▶ [Work task] Extract each line from the entries below that has the string "value" in it.

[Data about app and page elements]
○ ○ ○ ○ ○
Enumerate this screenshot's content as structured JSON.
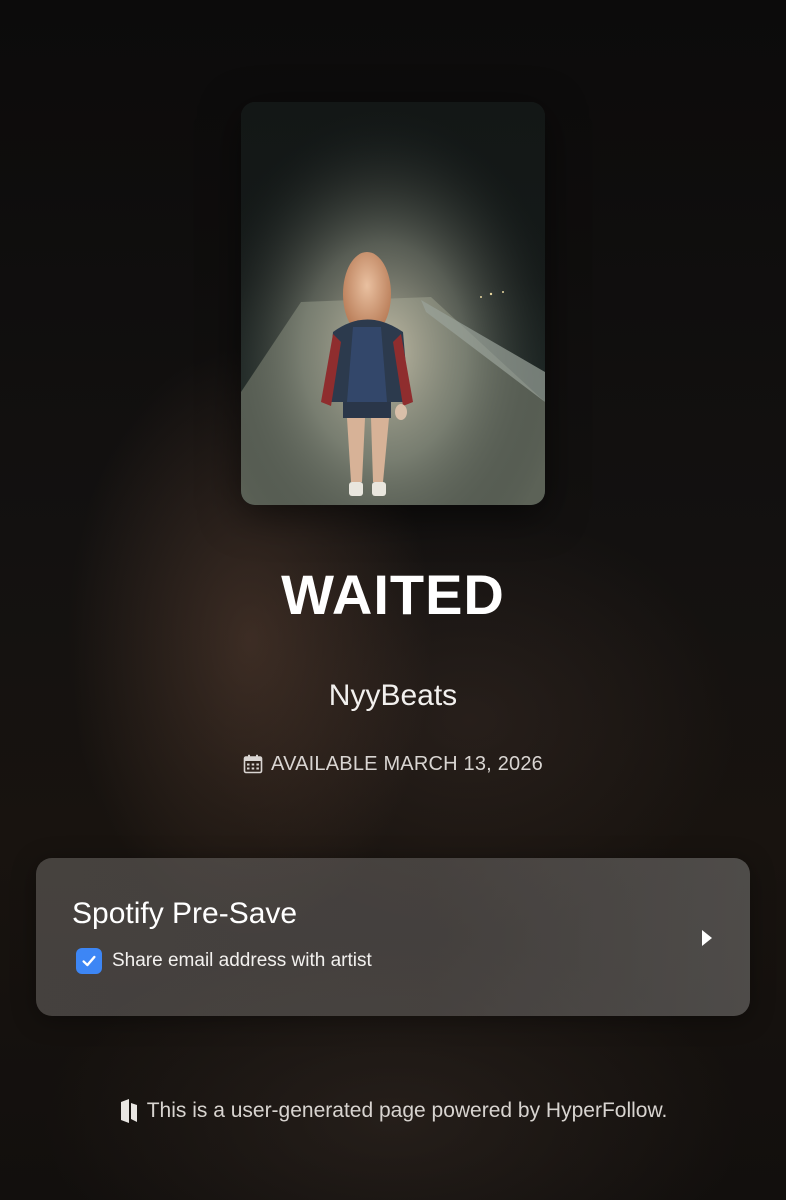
{
  "release": {
    "title": "WAITED",
    "artist": "NyyBeats",
    "availability": "AVAILABLE MARCH 13, 2026"
  },
  "cover": {
    "image": "night-photo-person-on-road"
  },
  "presave": {
    "service_label": "Spotify Pre-Save",
    "checkbox_label": "Share email address with artist",
    "checkbox_checked": true
  },
  "footer": {
    "text": "This is a user-generated page powered by HyperFollow."
  },
  "icons": {
    "calendar": "calendar-icon",
    "check": "check-icon",
    "chevron": "chevron-right-icon",
    "hyperfollow": "hyperfollow-logo-icon"
  },
  "colors": {
    "checkbox": "#3d86f5",
    "text": "#ffffff"
  }
}
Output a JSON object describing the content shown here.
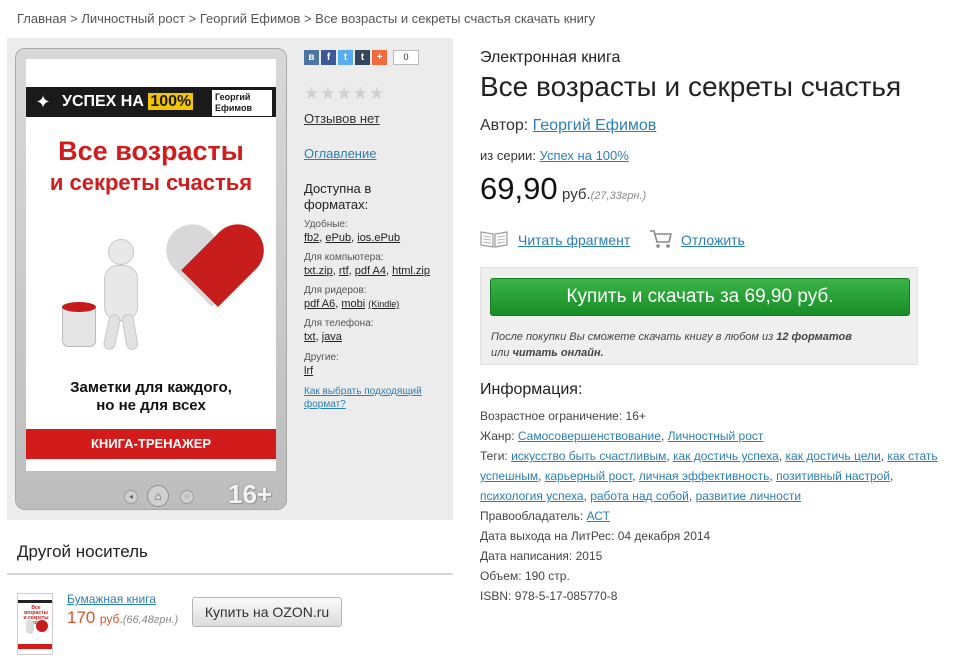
{
  "breadcrumb": {
    "home": "Главная",
    "sep": " > ",
    "cat": "Личностный рост",
    "author": "Георгий Ефимов",
    "current": "Все возрасты и секреты счастья скачать книгу"
  },
  "cover": {
    "series_prefix": "УСПЕХ НА ",
    "series_num": "100%",
    "author": "Георгий Ефимов",
    "title_l1": "Все возрасты",
    "title_l2": "и секреты счастья",
    "subtitle_l1": "Заметки для каждого,",
    "subtitle_l2": "но не для всех",
    "band": "КНИГА-ТРЕНАЖЕР",
    "age": "16+"
  },
  "social": {
    "count": "0",
    "icons": [
      "vk-icon",
      "facebook-icon",
      "twitter-icon",
      "tumblr-icon",
      "plus-icon"
    ]
  },
  "rating": {
    "stars": "★★★★★",
    "value": 0,
    "max": 5
  },
  "side": {
    "reviews": "Отзывов нет",
    "toc": "Оглавление",
    "formats_title_l1": "Доступна в",
    "formats_title_l2": "форматах:",
    "groups": [
      {
        "label": "Удобные:",
        "items": [
          "fb2",
          "ePub",
          "ios.ePub"
        ]
      },
      {
        "label": "Для компьютера:",
        "items": [
          "txt.zip",
          "rtf",
          "pdf A4",
          "html.zip"
        ]
      },
      {
        "label": "Для ридеров:",
        "items": [
          "pdf A6",
          "mobi",
          "(Kindle)"
        ]
      },
      {
        "label": "Для телефона:",
        "items": [
          "txt",
          "java"
        ]
      },
      {
        "label": "Другие:",
        "items": [
          "lrf"
        ]
      }
    ],
    "how_choose_l1": "Как выбрать подходящий",
    "how_choose_l2": "формат?"
  },
  "book": {
    "kind": "Электронная книга",
    "title": "Все возрасты и секреты счастья",
    "author_label": "Автор:",
    "author": "Георгий Ефимов",
    "series_label": "из серии:",
    "series": "Успех на 100%",
    "price": "69,90",
    "currency": "руб.",
    "price_alt": "(27,33грн.)",
    "read_fragment": "Читать фрагмент",
    "defer": "Отложить",
    "buy_button": "Купить и скачать за 69,90 руб.",
    "note_1": "После покупки Вы сможете скачать книгу в любом из ",
    "note_formats": "12 форматов",
    "note_2": "или ",
    "note_read": "читать онлайн."
  },
  "info": {
    "title": "Информация:",
    "age_label": "Возрастное ограничение:",
    "age": "16+",
    "genre_label": "Жанр:",
    "genres": [
      "Самосовершенствование",
      "Личностный рост"
    ],
    "tags_label": "Теги:",
    "tags": [
      "искусство быть счастливым",
      "как достичь успеха",
      "как достичь цели",
      "как стать успешным",
      "карьерный рост",
      "личная эффективность",
      "позитивный настрой",
      "психология успеха",
      "работа над собой",
      "развитие личности"
    ],
    "holder_label": "Правообладатель:",
    "holder": "АСТ",
    "release_label": "Дата выхода на ЛитРес:",
    "release": "04 декабря 2014",
    "written_label": "Дата написания:",
    "written": "2015",
    "volume_label": "Объем:",
    "volume": "190 стр.",
    "isbn_label": "ISBN:",
    "isbn": "978-5-17-085770-8"
  },
  "other": {
    "title": "Другой носитель",
    "paper_link": "Бумажная книга",
    "price": "170",
    "currency": "руб.",
    "price_alt": "(66,48грн.)",
    "ozon_button": "Купить на OZON.ru"
  }
}
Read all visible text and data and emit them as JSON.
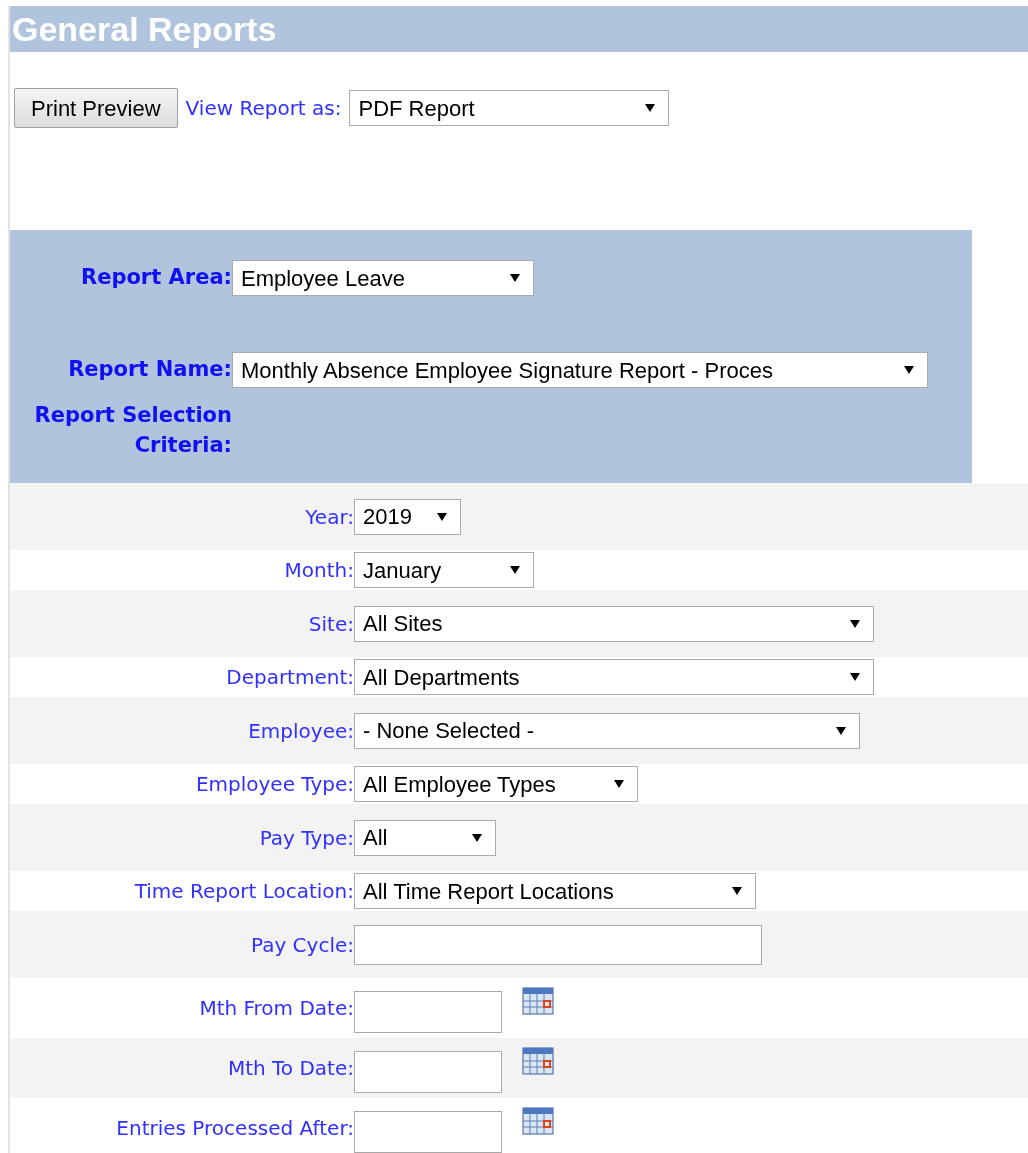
{
  "header": {
    "title": "General Reports"
  },
  "toolbar": {
    "print_button": "Print Preview",
    "view_label": "View Report as:",
    "view_select": "PDF Report"
  },
  "report_panel": {
    "area_label": "Report Area:",
    "area_select": "Employee Leave",
    "name_label": "Report Name:",
    "name_select": "Monthly Absence Employee Signature Report - Proces",
    "criteria_label": "Report Selection Criteria:"
  },
  "criteria": [
    {
      "label": "Year:",
      "kind": "select",
      "value": "2019"
    },
    {
      "label": "Month:",
      "kind": "select",
      "value": "January"
    },
    {
      "label": "Site:",
      "kind": "select",
      "value": "All Sites"
    },
    {
      "label": "Department:",
      "kind": "select",
      "value": "All Departments"
    },
    {
      "label": "Employee:",
      "kind": "select",
      "value": "- None Selected -"
    },
    {
      "label": "Employee Type:",
      "kind": "select",
      "value": "All Employee Types"
    },
    {
      "label": "Pay Type:",
      "kind": "select",
      "value": "All"
    },
    {
      "label": "Time Report Location:",
      "kind": "select",
      "value": "All Time Report Locations"
    },
    {
      "label": "Pay Cycle:",
      "kind": "text"
    },
    {
      "label": "Mth From Date:",
      "kind": "date"
    },
    {
      "label": "Mth To Date:",
      "kind": "date"
    },
    {
      "label": "Entries Processed After:",
      "kind": "date"
    }
  ]
}
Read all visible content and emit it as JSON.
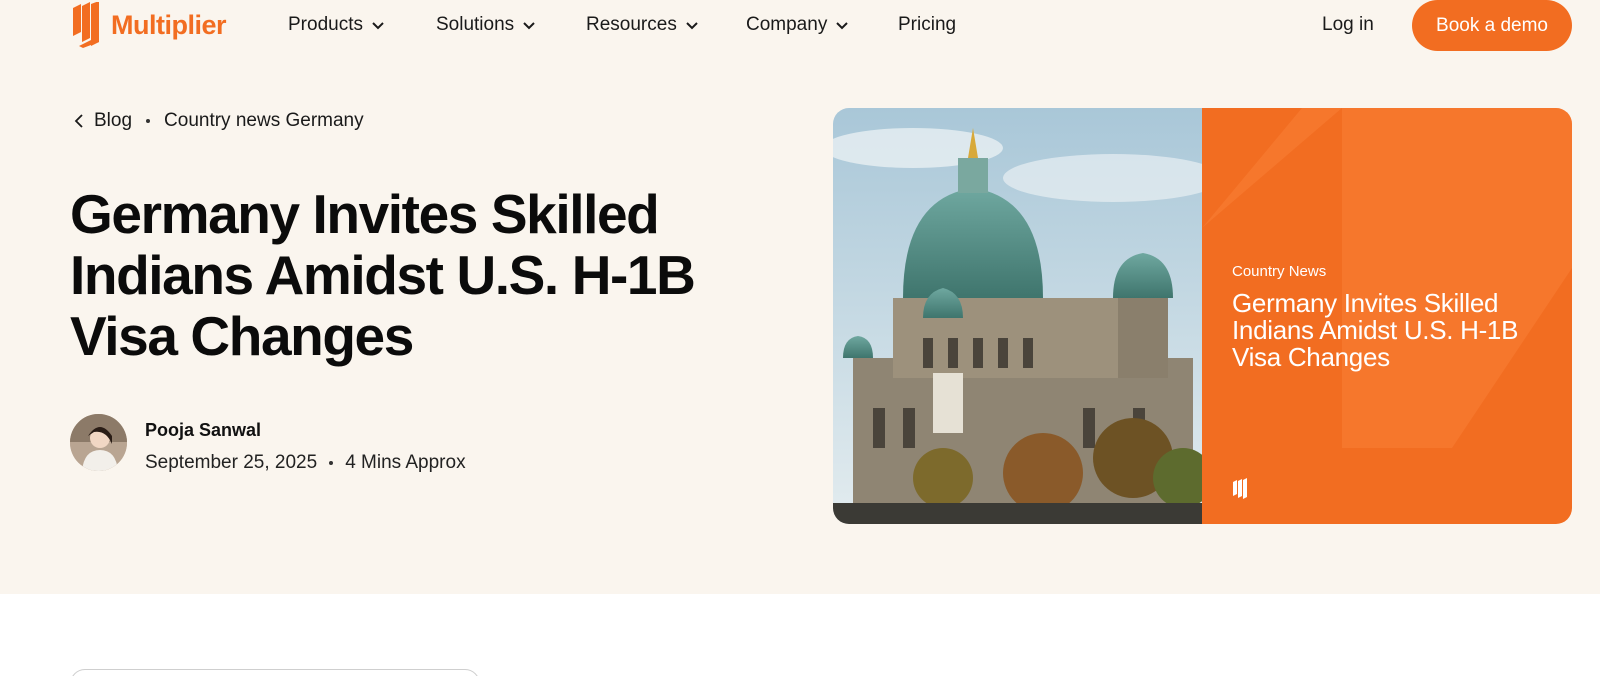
{
  "header": {
    "logo_text": "Multiplier",
    "nav": {
      "products": "Products",
      "solutions": "Solutions",
      "resources": "Resources",
      "company": "Company",
      "pricing": "Pricing"
    },
    "login_label": "Log in",
    "demo_label": "Book a demo"
  },
  "breadcrumb": {
    "back_label": "Blog",
    "current": "Country news Germany"
  },
  "article": {
    "title": "Germany Invites Skilled Indians Amidst U.S. H-1B Visa Changes",
    "author": "Pooja Sanwal",
    "date": "September 25, 2025",
    "read_time": "4 Mins Approx"
  },
  "hero_card": {
    "label": "Country News",
    "title": "Germany Invites Skilled Indians Amidst U.S. H-1B Visa Changes"
  },
  "colors": {
    "brand": "#f26d21",
    "hero_bg": "#faf5ee"
  }
}
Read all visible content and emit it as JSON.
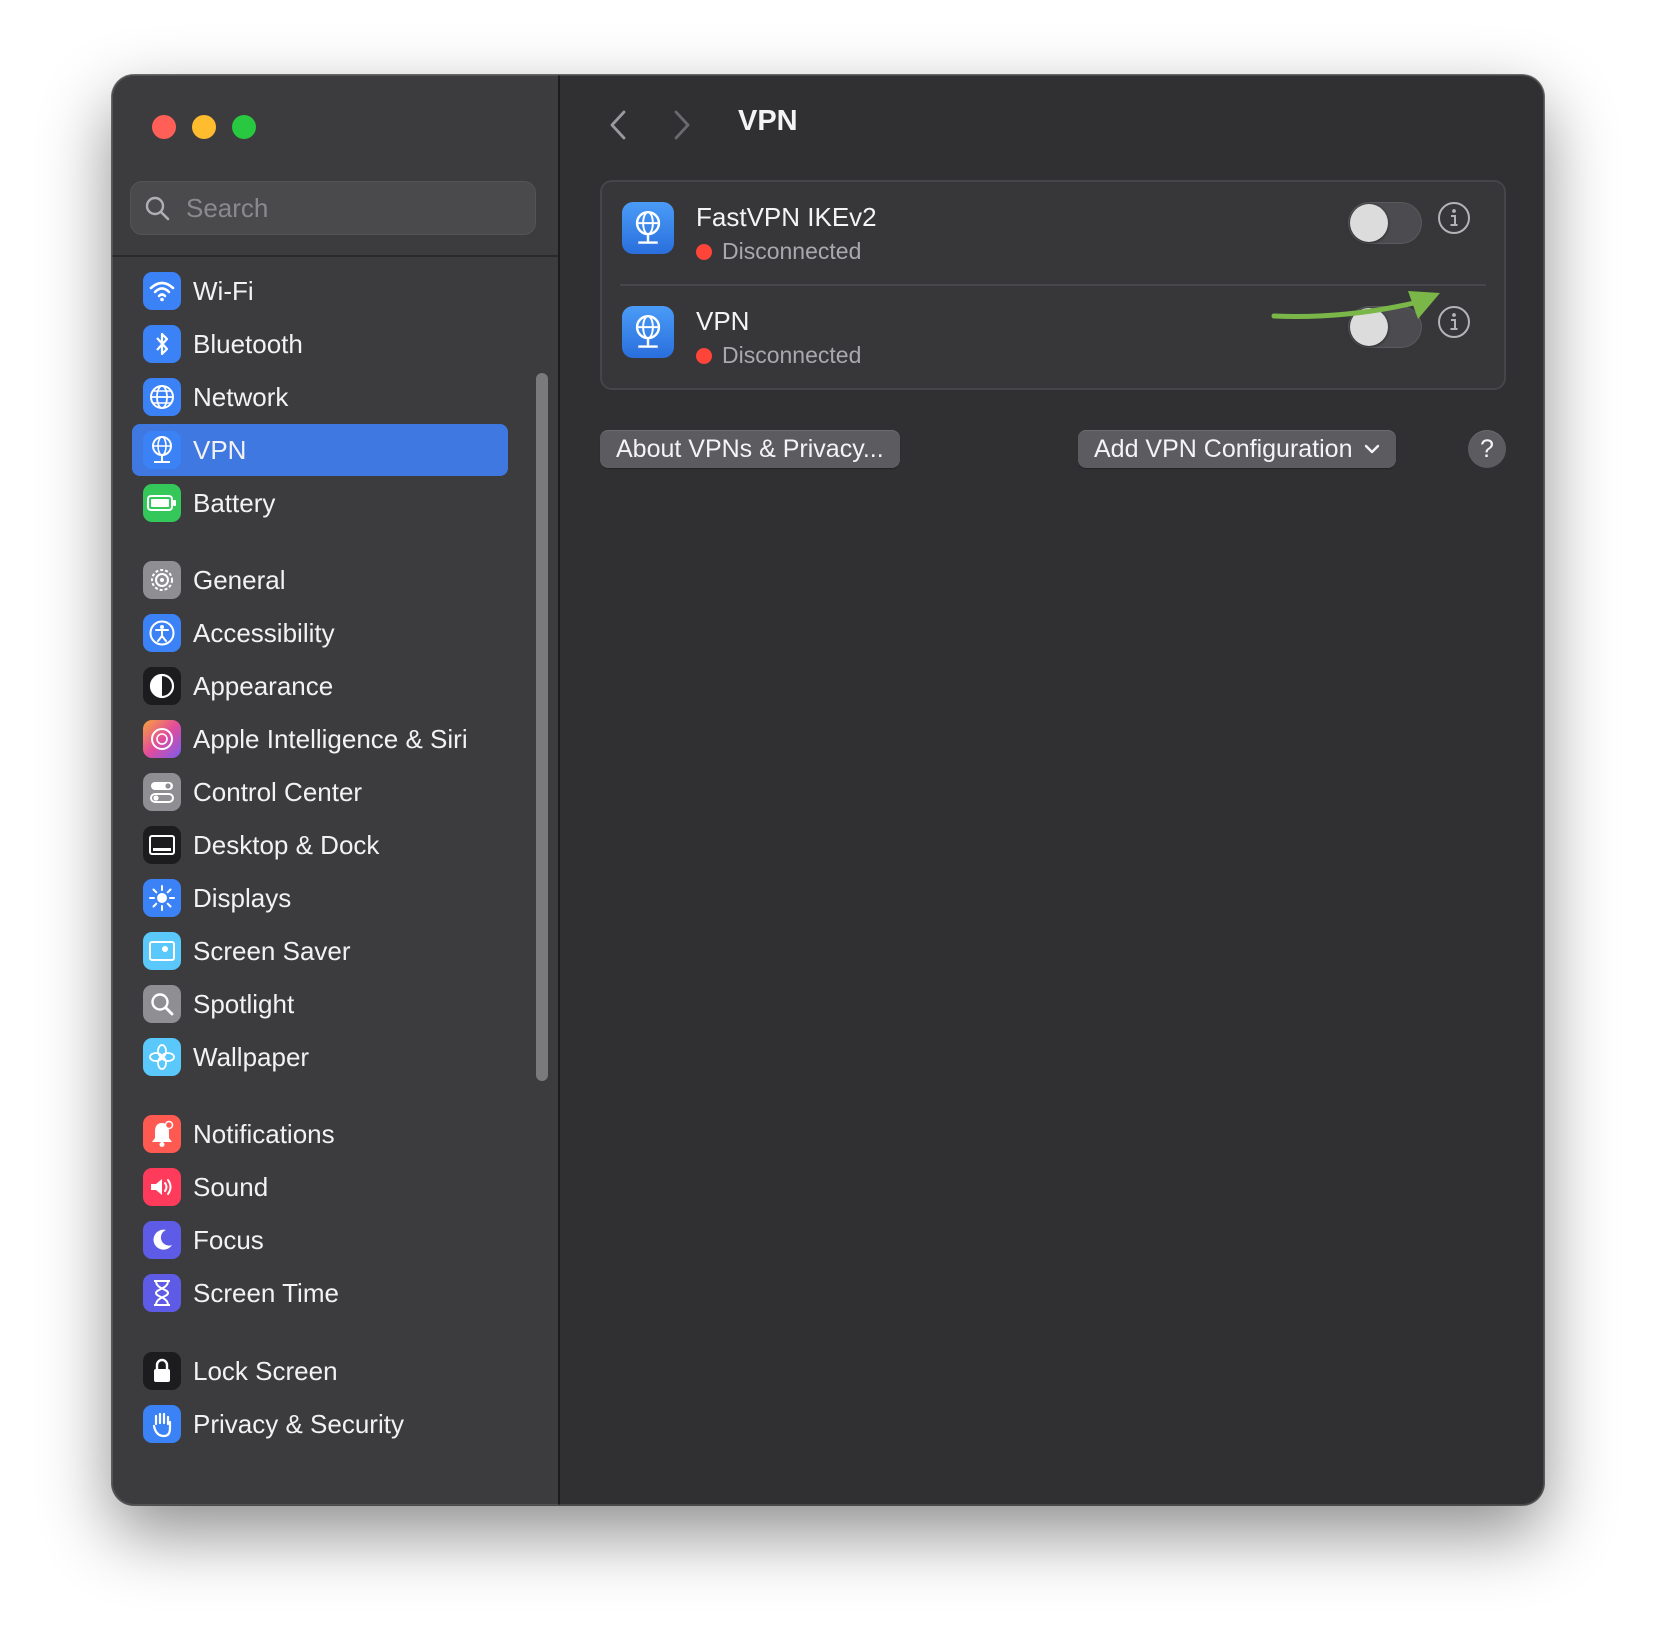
{
  "window": {
    "traffic_lights": [
      "close",
      "minimize",
      "zoom"
    ]
  },
  "sidebar": {
    "search": {
      "placeholder": "Search",
      "value": ""
    },
    "items": [
      {
        "label": "Wi-Fi",
        "icon": "wifi-icon",
        "color": "#3b82f6"
      },
      {
        "label": "Bluetooth",
        "icon": "bluetooth-icon",
        "color": "#3b82f6"
      },
      {
        "label": "Network",
        "icon": "globe-icon",
        "color": "#3b82f6"
      },
      {
        "label": "VPN",
        "icon": "vpn-globe-icon",
        "color": "#3b82f6",
        "selected": true
      },
      {
        "label": "Battery",
        "icon": "battery-icon",
        "color": "#34c759"
      },
      {
        "label": "General",
        "icon": "gear-icon",
        "color": "#8e8e93"
      },
      {
        "label": "Accessibility",
        "icon": "accessibility-icon",
        "color": "#3b82f6"
      },
      {
        "label": "Appearance",
        "icon": "appearance-icon",
        "color": "#1c1c1e"
      },
      {
        "label": "Apple Intelligence & Siri",
        "icon": "siri-icon",
        "color": "#d65fd1"
      },
      {
        "label": "Control Center",
        "icon": "control-center-icon",
        "color": "#8e8e93"
      },
      {
        "label": "Desktop & Dock",
        "icon": "dock-icon",
        "color": "#1c1c1e"
      },
      {
        "label": "Displays",
        "icon": "sun-icon",
        "color": "#3b82f6"
      },
      {
        "label": "Screen Saver",
        "icon": "screen-saver-icon",
        "color": "#5ac8fa"
      },
      {
        "label": "Spotlight",
        "icon": "magnifier-icon",
        "color": "#8e8e93"
      },
      {
        "label": "Wallpaper",
        "icon": "flower-icon",
        "color": "#5ac8fa"
      },
      {
        "label": "Notifications",
        "icon": "bell-icon",
        "color": "#ff5a52"
      },
      {
        "label": "Sound",
        "icon": "speaker-icon",
        "color": "#ff3b5c"
      },
      {
        "label": "Focus",
        "icon": "moon-icon",
        "color": "#5e5ce6"
      },
      {
        "label": "Screen Time",
        "icon": "hourglass-icon",
        "color": "#5e5ce6"
      },
      {
        "label": "Lock Screen",
        "icon": "lock-icon",
        "color": "#1c1c1e"
      },
      {
        "label": "Privacy & Security",
        "icon": "hand-icon",
        "color": "#3b82f6"
      }
    ]
  },
  "main": {
    "title": "VPN",
    "vpn_list": [
      {
        "name": "FastVPN IKEv2",
        "status": "Disconnected",
        "enabled": false
      },
      {
        "name": "VPN",
        "status": "Disconnected",
        "enabled": false
      }
    ],
    "about_button": "About VPNs & Privacy...",
    "add_button": "Add VPN Configuration",
    "help_button": "?"
  },
  "colors": {
    "accent": "#3f78e0",
    "status_disconnected": "#ff453a",
    "annotation_arrow": "#7ab648"
  }
}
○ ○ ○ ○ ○
▶ [Result below]
    "value": 0,
      "value": "2019"
      "value": "January"
      "value": "All Sites"
      "value": "All Departments"
      "value": "- None Selected -"
      "value": "All Employee Types"
      "value": "All"
      "value": "All Time Report Locations"
      "value": ""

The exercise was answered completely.